Exception 1: Did it really enter the abdomen? Gunshots have enough energy that they usually do get inside. However, freaky combinations of trajectory and body habitus do occur. There are three tests that must be passed in order to entertain the possibility that the bullet may not have made it inside your patient: physiology, anatomy, and physical exam. For physiology, the patient must be completely hemodynamically stable. Anatomically, the trajectory must make sense. If the known wounds and angles allow a tangential course make sense, then fine. But if there is a hole in the epigastrium and another next to the spine, you have to assume the bullet went straight through. Finally, the physical exam must be normal.
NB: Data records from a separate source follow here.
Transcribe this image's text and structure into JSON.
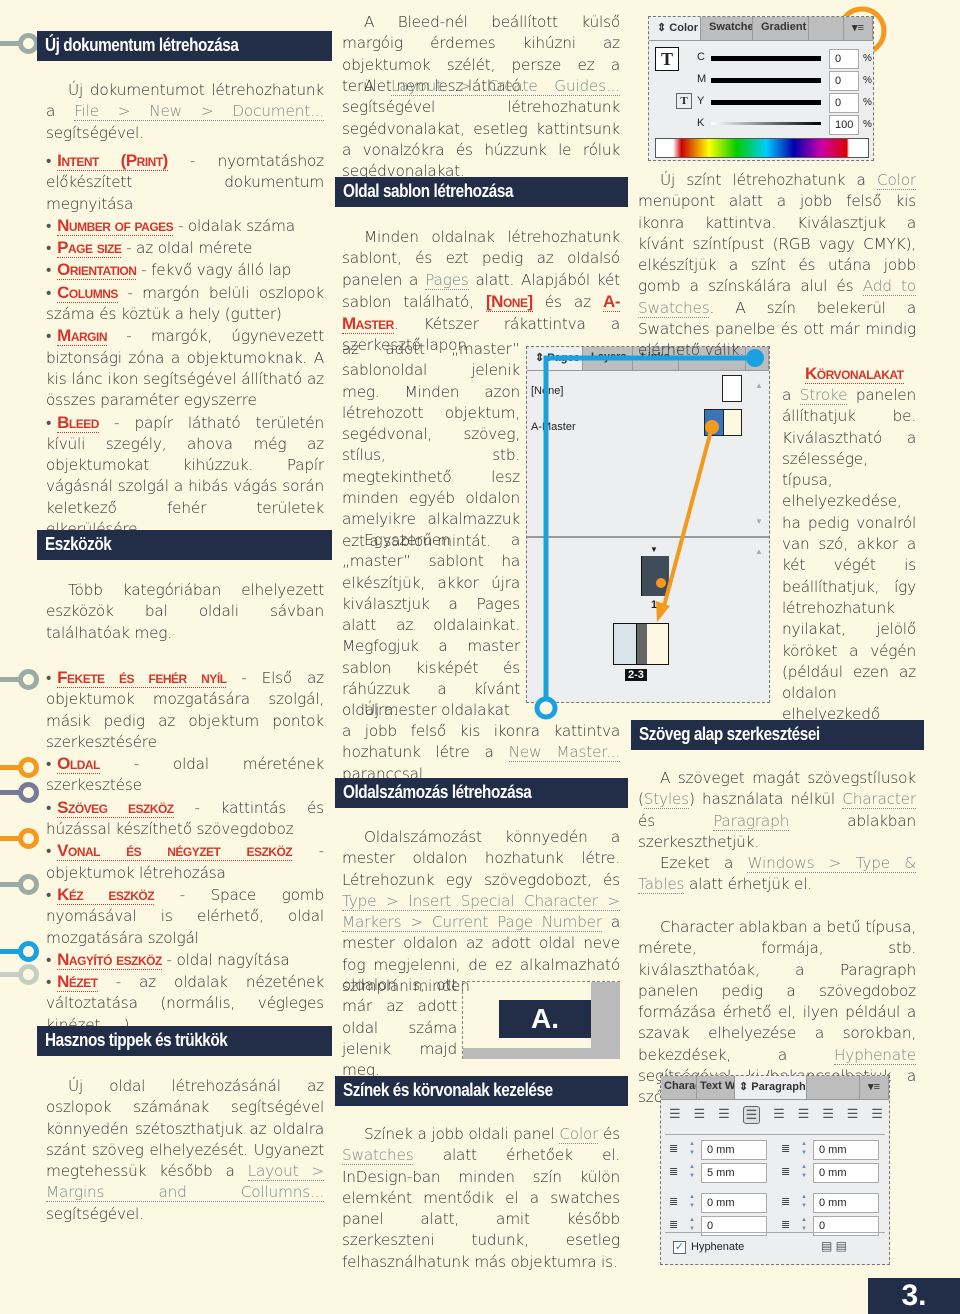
{
  "colors": {
    "header_bg": "#222e48",
    "keyword": "#d8352a",
    "blue": "#1aa2e0",
    "orange": "#f39a1e",
    "grey_green": "#9aaca5",
    "slate": "#757c95"
  },
  "col1": {
    "h1": "Új dokumentum létrehozása",
    "intro": [
      "Új dokumentumot létrehozhatunk a ",
      "File > New > Document...",
      " segítségével."
    ],
    "items": [
      {
        "kw": "Intent (Print)",
        "text": " - nyomtatáshoz előkészített dokumentum megnyitása"
      },
      {
        "kw": "Number of pages",
        "text": " - oldalak száma"
      },
      {
        "kw": "Page size",
        "text": " - az oldal mérete"
      },
      {
        "kw": "Orientation",
        "text": " - fekvő vagy álló lap"
      },
      {
        "kw": "Columns",
        "text": " - margón belüli oszlopok száma és köztük a hely (gutter)"
      },
      {
        "kw": "Margin",
        "text": " - margók, úgynevezett biztonsági zóna a objektumoknak. A kis lánc ikon segítségével állítható az összes paraméter egyszerre"
      },
      {
        "kw": "Bleed",
        "text": " - papír látható területén kívüli szegély, ahova még az objektumokat kihúzzuk. Papír vágásnál szolgál a hibás vágás során keletkező fehér területek elkerülésére."
      }
    ],
    "h2": "Eszközök",
    "tools_intro": "Több kategóriában elhelyezett eszközök bal oldali sávban találhatóak meg.",
    "tools": [
      {
        "kw": "Fekete és fehér nyíl",
        "text": " - Első az objektumok mozgatására szolgál, másik pedig az objektum pontok szerkesztésére"
      },
      {
        "kw": "Oldal",
        "text": " - oldal méretének szerkesztése"
      },
      {
        "kw": "Szöveg eszköz",
        "text": " - kattintás és húzással készíthető szövegdoboz"
      },
      {
        "kw": "Vonal és négyzet eszköz",
        "text": " - objektumok létrehozása"
      },
      {
        "kw": "Kéz eszköz",
        "text": " - Space gomb nyomásával is elérhető, oldal mozgatására szolgál"
      },
      {
        "kw": "Nagyító eszköz",
        "text": " - oldal nagyítása"
      },
      {
        "kw": "Nézet",
        "text": " - az oldalak nézetének változtatása (normális, végleges kinézet, ...)"
      }
    ],
    "h3": "Hasznos tippek és trükkök",
    "tips": [
      "Új oldal létrehozásánál az oszlopok számának segítségével könnyedén szétoszthatjuk az oldalra szánt szöveg elhelyezését. Ugyanezt megtehessük később a ",
      "Layout > Margins and Collumns...",
      " segítségével."
    ]
  },
  "col2": {
    "bleed_p": "A Bleed-nél beállított külső margóig érdemes kihúzni az objektumok szélét, persze ez a terület nem lesz látható.",
    "guides_p": [
      "A ",
      "Layout > Create Guides...",
      " segítségével létrehozhatunk segédvonalakat, esetleg kattintsunk a vonalzókra és húzzunk le róluk segédvonalakat."
    ],
    "h1": "Oldal sablon létrehozása",
    "sablon_p1": [
      "Minden oldalnak létrehozhatunk sablont, és ezt pedig az oldalsó panelen a ",
      "Pages",
      " alatt. Alapjából két sablon található, ",
      "[None]",
      " és az ",
      "A-Master",
      ". Kétszer rákattintva a szerkesztő lapon"
    ],
    "sablon_p2": "az adott „master” sablonoldal jelenik meg. Minden azon létrehozott objektum, segédvonal, szöveg, stílus, stb. megtekinthető lesz minden egyéb oldalon amelyikre alkalmazzuk ezt a sablon mintát.",
    "sablon_p3": "Egyszerűen a „master” sablont ha elkészítjük, akkor újra kiválasztjuk a Pages alatt az oldalainkat. Megfogjuk a master sablon kisképét és ráhúzzuk a kívánt oldalra.",
    "sablon_p4a": "Új mester oldalakat",
    "sablon_p4b": [
      "a jobb felső kis ikonra kattintva hozhatunk létre a ",
      "New Master...",
      " paranccsal."
    ],
    "h2": "Oldalszámozás létrehozása",
    "num_p": [
      "Oldalszámozást könnyedén a mester oldalon hozhatunk létre. Létrehozunk egy szövegdobozt, és ",
      "Type > Insert Special Character > Markers > Current Page Number",
      " a mester oldalon az adott oldal neve fog megjelenni, de ez alkalmazható szimplán minden"
    ],
    "num_p2": "oldalon is, ott már az adott oldal száma jelenik majd meg.",
    "num_sample": "A.",
    "h3": "Színek és körvonalak kezelése",
    "colors_p": [
      "Színek a jobb oldali panel ",
      "Color",
      " és ",
      "Swatches",
      " alatt érhetőek el. InDesign-ban minden szín külön elemként mentődik el a swatches panel alatt, amit később szerkeszteni tudunk, esetleg felhasználhatunk más objektumra is."
    ]
  },
  "pages_panel": {
    "tabs": [
      "Pages",
      "Layers",
      "Links"
    ],
    "masters": [
      "[None]",
      "A-Master"
    ],
    "page1_label": "1",
    "spread_label": "2-3"
  },
  "color_panel": {
    "tabs": [
      "Color",
      "Swatches",
      "Gradient"
    ],
    "channels": [
      {
        "label": "C",
        "value": "0",
        "unit": "%"
      },
      {
        "label": "M",
        "value": "0",
        "unit": "%"
      },
      {
        "label": "Y",
        "value": "0",
        "unit": "%"
      },
      {
        "label": "K",
        "value": "100",
        "unit": "%"
      }
    ]
  },
  "col3": {
    "new_color_p": [
      "Új színt létrehozhatunk a ",
      "Color",
      " menüpont alatt a jobb felső kis ikonra kattintva. Kiválasztjuk a kívánt színtípust (RGB vagy CMYK), elkészítjük a színt és utána jobb gomb a színskálára alul és ",
      "Add to Swatches",
      ". A szín belekerül a Swatches panelbe és ott már mindig elérhető válik."
    ],
    "stroke_kw": "Körvonalakat",
    "stroke_p": [
      "a ",
      "Stroke",
      " panelen állíthatjuk be. Kiválasztható a szélessége, típusa, elhelyezkedése, ha pedig vonalról van szó, akkor a két végét is beállíthatjuk, így létrehozhatunk nyilakat, jelölő köröket a végén (például ezen az oldalon elhelyezkedő vonalak."
    ],
    "h1": "Szöveg alap szerkesztései",
    "text_p1": [
      "A szöveget magát szövegstílusok (",
      "Styles",
      ") használata nélkül ",
      "Character",
      " és ",
      "Paragraph",
      " ablakban szerkeszthetjük."
    ],
    "text_p2": [
      "Ezeket a ",
      "Windows > Type & Tables",
      " alatt érhetjük el."
    ],
    "text_p3": [
      "Character ablakban a betű típusa, mérete, formája, stb. kiválaszthatóak, a Paragraph panelen pedig a szövegdoboz formázása érhető el, ilyen például a szavak elhelyezése a sorokban, bekezdések, a ",
      "Hyphenate",
      " segítségével ki-/bekapcsolhatjuk a szótagolást."
    ]
  },
  "para_panel": {
    "tabs": [
      "Charac",
      "Text W",
      "Paragraph"
    ],
    "fields_left": [
      "0 mm",
      "5 mm",
      "0 mm",
      "0"
    ],
    "fields_right": [
      "0 mm",
      "0 mm",
      "0 mm",
      "0"
    ],
    "hyphenate_label": "Hyphenate",
    "hyphenate_checked": true
  },
  "page_number": "3."
}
No peritonitis. No generalized guarding. Focal tenderness only in the immediate area of any wounds. If all three of these criteria are passed, then a CT can be obtained to demonstrate the trajectory.

Exception 2: Did it enter an unimportant area of the abdomen? Well, there’s really only one of these, and that’s the area involving the right lobe of the liver and extending posteriorly and lateral to it. If the bullet hole(s) involve only this area, and the three tests above are passed, CT may confirm an injury that can be observed. However, there should only be a minimal amount of free fluid, and no soft tissue changes of any kind adjacent to bowel.

Exception 3: A prompt trauma lap was performed, but you think you need more information afterwards. This is rare. The usual belief is that the eyes of the surgeon provide the gold standard evaluation during a trauma lap. For most low velocity injuries with an easily understood trajectory, this is probably true. However, high velocity injuries, those involving multiple projectiles, or complicated trajectories (side to side) can be challenging for even the most experienced surgeon. Some areas (think retroperitoneum or deep in the pelvis) are tough to visualize completely, especially when there’s blood everywhere. These are also the cases most likely to require damage control surgery, so once the patient has been temporarily closed, warmed and resuscitated, a quick trip to CT may be helful in revealing unexpected shrapnel, unsuspected injuries, or other issues that may change your management. Even a completely unsurprising scan can provide a higher sense of security.

Bottom line: CT of the abdomen and gunshots to that area may actually coexist in some special cases. Make sure the physiology, anatomy and physical exam criteria are passed first. I also make a point of announcing to all trainees that taking these patients to CT is not the norm, and carefully explain the rationale. Finally, apply the concept of the null hypothesis to this situation. Your null hypothesis should state that your patient does not need a CT after gunshot to the abdomen, and you have to work to prove otherwise!